twitter
facebook twitter tumblr newsletter
blog-beheld-174
The Beheld
By Autumn Whitefield-Madrano
Examining questions surrounding personal appearance: What does it mean to be seen? What is the relationship between "beauty labor" and cultural visibility? And why do two lipstick shades combined always look better than one?
rss feed

So French

The eternally moisturized Frenchwoman. (By loki11, via Wikimedia Commons)

 

The Frenchwoman’s beauty routine. (Because there’s just the one woman – rich, Parisian, works in fashion – and therefore just the one routine.) This is, as you probably already know, a thing. Beauty writing aimed at American (and British? Australian?) women has a way of breathlessly celebrating that-which-is-French. Any vaguely pharmaceutical-looking bottle bearing a Gallic label must, by definition, contain a serum or cream that will improve your life tremendously.

To be “French” about beauty is to look low-maintenance (i.e. no visible makeup) while spending like Marie Antoinette on skin products at the parapharmacie. But this is not vanity. It’s caring for your skin, which is almost like a health concern. Extra Frenchness points if you pore over makeup ingredient labels, but cheerily admit to smoking, drinking, and eating whatever you feel like. (A good percentage of the admittedly addictive “Into The Gloss” profiles more or less amount to, the woman being profiled is French, so French, and this is why we the Anglophone audience should listen to her beauty tips.)

I have something of a love-hate relationship with the looking-French obsession. On the one hand, for entirely subjective reasons, I want to embrace it. I would have a much easier time pulling off all-French than all-American. I far more closely resemble Charlotte Gainsbourg than Reese Witherspoon. I’m small and pale, and if I don’t wear eyeliner, I will be asked if I’m feeling OK. I’ve never gone in for fake tans or tooth-whitening. (The coffee stains, so French!) And my default style, for better or worse, is gamine. I’m in grad school for French, I’ve lived in Paris, and I have accumulated too many marinières over the years to plausibly deny Francophilia.

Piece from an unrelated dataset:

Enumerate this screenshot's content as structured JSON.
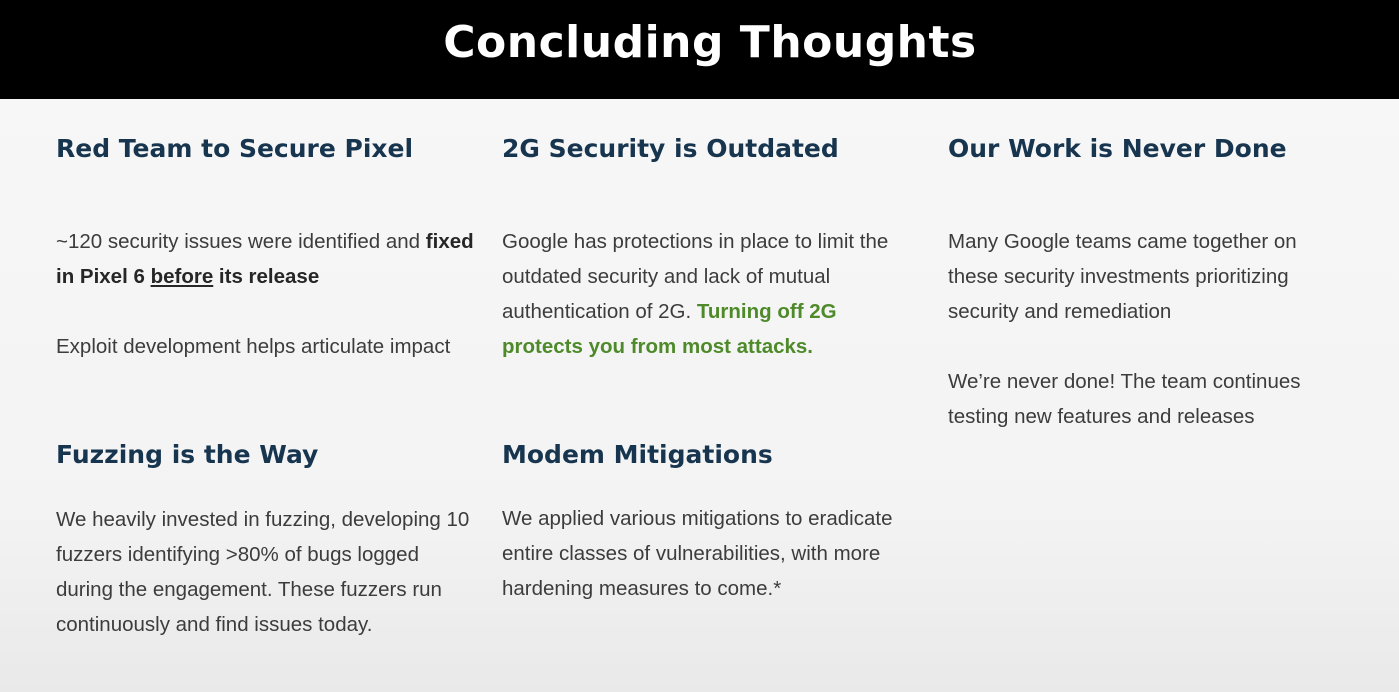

On the other, it just gets old. Of all the countries in the world, do we really need to take our beauty advice from the most predictable? Is the French approach to beauty the most beautiful, or is this all circular – we define “beauty” as that-which-is-French, giving those-who-are-French an advantage? Why not Japan, with its miracle hair-care products that I randomly discovered while shopping for groceries at Sunrise Mart? Do the French have an insouciant “je ne sais quoi,” or is what we’re calling “French” an actually quite rigid approach to self-presentation, one that discourages risk-taking, even among teens? Is it charming that they embrace a gamine physique, or oppressive to women who are built otherwise? Is it all maybe a touch offensive to actual French women, not all of whom spend used-car sums on quasi-medicinal ointments, and not all of whom asked to be put on this pedestal?

And is the whole thing not a little bit racist? Can a woman of color – heck, can a woman of Scandinavian origin – look “French”? What about the many Parisiennes who are themselves not of French ethnic origin? Sure, anyone can wear a scarf, and anyone can overspend on anti-aging cream, but consider the craze for French-girl hair. A commenter at my blog, Fourtinefork, alerted me to Vogue’s instructions on achieving this look. If one is going to be French, one must use low-end shampoo and no conditioner; let the result air-dry without brushing it first; and if, in the course of washing your hair infrequently, things get too greasy, you’re permitted dry shampoo. If you have a hair texture that requires the addition of oils, as opposed to a daily battle against greasiness, this “French” thing isn’t going to happen.

Previously by

Leave a Reply